All poison sumac leaflets are oval-shaped with smooth edges and pointed tips. They’re a hairless light to dark green in spring and summer, with a noticeable line down the center and fainter veins extending toward the edges.
No–the FDA, Mayo Clinic, and several other reputable health organizations all state scratching poison ivy, oak, or sumac will not spread the rash, which is produced by exposure to the plant oil urushiol.
Invasive Plants of Wisconsin: Galeopsis tetrahit, hemp-nettle. Galeopsis tetrahit L. Galeopsis tetrahit is one of many species in the mint family in Wisconsin. … It spreads rapidly along skid trails, scrapes and new roads, but is also found very widely in mesic forests of northeastern Wisconsin, and perhaps more broadly.
Summer skin rashes Touching sap from the wild parsnip plant — combined with exposure to sunlight — can cause a burn-like skin reaction. Within a day after exposure, the skin turns red and might develop painful blisters.
- Pointy leaves. …
- Smooth or toothed edges, but not deeply lobed or serrated.
- The leaves generally look smooth, glossy, or shiny on top. …
- Leaves are generally a bit droopy.
- Middle leaf is largest.
- The side two leaves grow directly from the stem.
- Color is a tricky indicator for poison ivy.
Unfortunately, there’s considerable confusion over the popular name “deadly nightshade.” The plant most commonly referred to as “deadly nightshade,” is Atropa belladonna, which is a highly unpleasant and toxic hallucinogen. “Black nightshade,” Solanum nigrum, on the other hand, is edible.
Hairy nightshade (Solanum physalifolium) Hairy nightshade is a summer annual broadleaf. … Nightshades contain several glycoalkaloid compounds that can be toxic to humans and livestock when consumed. The level of toxicity depends on factors such as plant maturity and environmental conditions.
The edges of poison ivy can be somewhat jagged but are not serrated. Brambles (blackberries, raspberries) have prickles on the stems, which poison ivy never has. … Clematis leaf veins are more curved than poison ivy and the leaves are opposite along the main stem.
The berries of Virginia Creeper can be harmful if ingested, however, and the rest of the plant contains raphides, which irritate the skin of some people. Warning: POISONOUS PARTS: Berries. Highly Toxic, May be Fatal if Eaten!
- Apply an over-the-counter cortisone cream or ointment (Cortizone 10) for the first few days.
- Apply calamine lotion or creams containing menthol.
- Take oral antihistamines, such as diphenhydramine (Benadryl), which may also help you sleep better.

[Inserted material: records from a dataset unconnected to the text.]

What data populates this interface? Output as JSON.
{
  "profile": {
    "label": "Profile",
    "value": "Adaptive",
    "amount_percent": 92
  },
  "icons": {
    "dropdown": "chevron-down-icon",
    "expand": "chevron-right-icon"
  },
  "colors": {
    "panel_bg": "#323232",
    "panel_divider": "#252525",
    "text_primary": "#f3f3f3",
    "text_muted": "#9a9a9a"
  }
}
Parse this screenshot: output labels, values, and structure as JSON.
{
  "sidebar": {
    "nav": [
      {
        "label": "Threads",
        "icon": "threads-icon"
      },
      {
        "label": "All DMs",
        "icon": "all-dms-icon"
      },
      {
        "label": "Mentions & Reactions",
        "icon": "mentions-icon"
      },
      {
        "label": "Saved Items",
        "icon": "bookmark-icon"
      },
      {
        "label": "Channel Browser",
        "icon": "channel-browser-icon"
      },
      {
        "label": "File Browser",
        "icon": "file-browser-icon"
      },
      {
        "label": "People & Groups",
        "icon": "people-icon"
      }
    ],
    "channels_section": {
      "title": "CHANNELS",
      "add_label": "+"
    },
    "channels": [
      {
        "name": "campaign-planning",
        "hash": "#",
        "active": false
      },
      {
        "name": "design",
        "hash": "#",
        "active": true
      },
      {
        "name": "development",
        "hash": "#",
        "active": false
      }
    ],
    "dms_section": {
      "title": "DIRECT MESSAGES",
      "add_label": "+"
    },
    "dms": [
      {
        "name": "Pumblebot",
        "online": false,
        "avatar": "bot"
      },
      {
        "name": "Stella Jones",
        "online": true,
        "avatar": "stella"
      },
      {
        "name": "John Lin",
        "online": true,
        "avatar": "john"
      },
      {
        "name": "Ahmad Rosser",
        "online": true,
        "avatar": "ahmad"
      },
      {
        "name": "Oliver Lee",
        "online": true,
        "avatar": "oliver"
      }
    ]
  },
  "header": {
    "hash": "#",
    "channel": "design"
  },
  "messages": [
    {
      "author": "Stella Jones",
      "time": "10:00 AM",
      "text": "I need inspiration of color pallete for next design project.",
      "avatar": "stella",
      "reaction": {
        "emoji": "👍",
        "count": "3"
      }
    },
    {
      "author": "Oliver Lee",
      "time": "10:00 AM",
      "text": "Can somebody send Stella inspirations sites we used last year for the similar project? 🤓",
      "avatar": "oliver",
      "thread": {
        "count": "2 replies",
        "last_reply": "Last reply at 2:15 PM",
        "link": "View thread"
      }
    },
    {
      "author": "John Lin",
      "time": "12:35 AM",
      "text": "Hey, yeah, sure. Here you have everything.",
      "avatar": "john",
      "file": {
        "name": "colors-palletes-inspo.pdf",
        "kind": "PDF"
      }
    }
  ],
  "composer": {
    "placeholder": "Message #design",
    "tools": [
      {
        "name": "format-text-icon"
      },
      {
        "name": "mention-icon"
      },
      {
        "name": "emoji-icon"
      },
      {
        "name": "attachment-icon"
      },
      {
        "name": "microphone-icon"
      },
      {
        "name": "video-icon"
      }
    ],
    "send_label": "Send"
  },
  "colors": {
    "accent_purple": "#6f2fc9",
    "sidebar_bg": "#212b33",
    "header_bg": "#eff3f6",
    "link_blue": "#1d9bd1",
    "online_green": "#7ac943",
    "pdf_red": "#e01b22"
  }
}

Range – Northern monkshood has only been found in Iowa, Wisconsin, Ohio, and New York. Habitat – Northern monkshood is typically found on shaded to partially shaded cliffs, algific talus slopes, or on cool, streamside sites. These areas have cool soil conditions, cold air drainage, or cold groundwater flowage.
Aconite is a plant that’s native to many areas of Europe and Asia. Its stalks are loaded with purple flowers, so it’s an appealing perennial plant for ornamental gardens.
Monkshood, Aconitum napellus L. (Ranunculaceae), is considered one of the most poisonous plants growing in Europe. Monkshood and other Aconitum species are still used in Oriental and homeopathic medicine as analgesics, febrifuges and hypotensives.
Sumac as Firewood Sumac is a lightweight wood known for spitting, popping and throwing out embers. Use sumac trees for firewood, rather than shrubs, and allow it to season for at least one year prior to use. … Use it to start a fast-burning fire in combination with hard woods, which will generate more heat.